This wonderful human capacity to thrive, even in situations that we usually fear & try desperately to avoid, is also found among : serious meditators & contemplatives, those who've had post-traumatic growth, near-death experiences, taken entheogens in carefully-controlled settings, etc. http://www.johnlovas.com/2021/03/fascinating-overlap.html
Fear and our survival instinct's (understandable) obsession with keeping us alive, despite the inevitability of death, keeps most of us at least a little disturbed for much of our life. The above groups, probably accounting for more than half of us, experience a radical shift in focus of attention from fearful, closed-down self-centeredness, to a profound heart-opening & loving connection with others.
“We suffer to the exact degree that we resist having our eyes & hearts opened.” Adyashanti
“All the joy the world contains
Has come through wishing happiness for others;
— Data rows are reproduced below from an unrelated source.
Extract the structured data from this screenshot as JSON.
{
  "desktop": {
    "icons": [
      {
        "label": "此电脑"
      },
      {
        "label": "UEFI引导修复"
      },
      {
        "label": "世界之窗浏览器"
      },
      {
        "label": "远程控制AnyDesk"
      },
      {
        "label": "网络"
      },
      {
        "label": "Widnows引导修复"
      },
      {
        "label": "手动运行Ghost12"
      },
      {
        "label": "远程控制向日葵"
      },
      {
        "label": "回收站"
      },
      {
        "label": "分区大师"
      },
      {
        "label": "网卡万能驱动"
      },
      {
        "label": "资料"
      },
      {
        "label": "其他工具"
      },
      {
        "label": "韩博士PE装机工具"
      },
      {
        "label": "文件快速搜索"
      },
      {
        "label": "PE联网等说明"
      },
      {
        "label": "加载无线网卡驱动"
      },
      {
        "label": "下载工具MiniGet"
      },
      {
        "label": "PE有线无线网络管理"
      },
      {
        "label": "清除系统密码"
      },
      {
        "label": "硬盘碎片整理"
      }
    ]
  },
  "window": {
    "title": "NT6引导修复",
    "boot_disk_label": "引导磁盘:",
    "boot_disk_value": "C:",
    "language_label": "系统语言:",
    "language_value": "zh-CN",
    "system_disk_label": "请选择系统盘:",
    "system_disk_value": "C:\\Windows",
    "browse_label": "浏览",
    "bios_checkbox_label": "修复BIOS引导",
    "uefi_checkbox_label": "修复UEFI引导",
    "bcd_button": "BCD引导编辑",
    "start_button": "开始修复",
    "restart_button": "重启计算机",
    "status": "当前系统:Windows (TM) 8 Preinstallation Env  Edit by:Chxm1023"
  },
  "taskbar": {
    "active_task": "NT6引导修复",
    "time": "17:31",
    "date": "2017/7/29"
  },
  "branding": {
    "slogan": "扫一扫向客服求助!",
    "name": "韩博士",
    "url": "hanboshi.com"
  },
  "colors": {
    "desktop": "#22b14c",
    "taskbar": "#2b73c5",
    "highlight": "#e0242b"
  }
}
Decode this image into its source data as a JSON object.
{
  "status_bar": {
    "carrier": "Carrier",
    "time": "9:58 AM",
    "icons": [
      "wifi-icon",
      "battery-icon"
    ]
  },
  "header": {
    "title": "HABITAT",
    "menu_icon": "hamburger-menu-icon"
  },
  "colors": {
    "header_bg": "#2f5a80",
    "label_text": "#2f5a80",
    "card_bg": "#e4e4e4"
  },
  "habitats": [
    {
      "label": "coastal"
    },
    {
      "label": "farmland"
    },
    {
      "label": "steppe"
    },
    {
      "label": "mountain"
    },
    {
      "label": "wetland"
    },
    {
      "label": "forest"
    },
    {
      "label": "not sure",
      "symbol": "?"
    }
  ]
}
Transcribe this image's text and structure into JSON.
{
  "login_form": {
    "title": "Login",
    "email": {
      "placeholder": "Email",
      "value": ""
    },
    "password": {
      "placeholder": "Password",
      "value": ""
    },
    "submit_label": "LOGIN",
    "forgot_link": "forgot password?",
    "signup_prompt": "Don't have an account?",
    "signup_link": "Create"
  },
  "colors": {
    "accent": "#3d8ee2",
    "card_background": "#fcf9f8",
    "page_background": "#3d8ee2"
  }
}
All the misery the world contains
Has come through wanting pleasure for oneself.”
As we age, we can't help but notice how even our most basic physical, and some of our intellectual skills, are progressively diminishing. Then as we look at our aging loved ones, friends and even strangers we finally know through direct experience that indeed "everyone is carrying a heavy load." And so, our competitiveness & judgmental tendencies gradually evaporate, and we begin to wish the best for all the rest of humanity limping home.
"meditate one-pointedly on patience & love until
they take root in your being.” Dilgo
“… the larger ties that bind us – ties of love, connection, purpose – have ripple effects on our health and the world at large.”
Kelli Harding. “The Rabbit Effect. Live Longer, Happier, and Healthier with the Groundbreaking Science of Kindness.” Atria Books, 2019.
|Light Voyagers, oil on canvas, © Copyright, Mark Henson Markhensonart.com|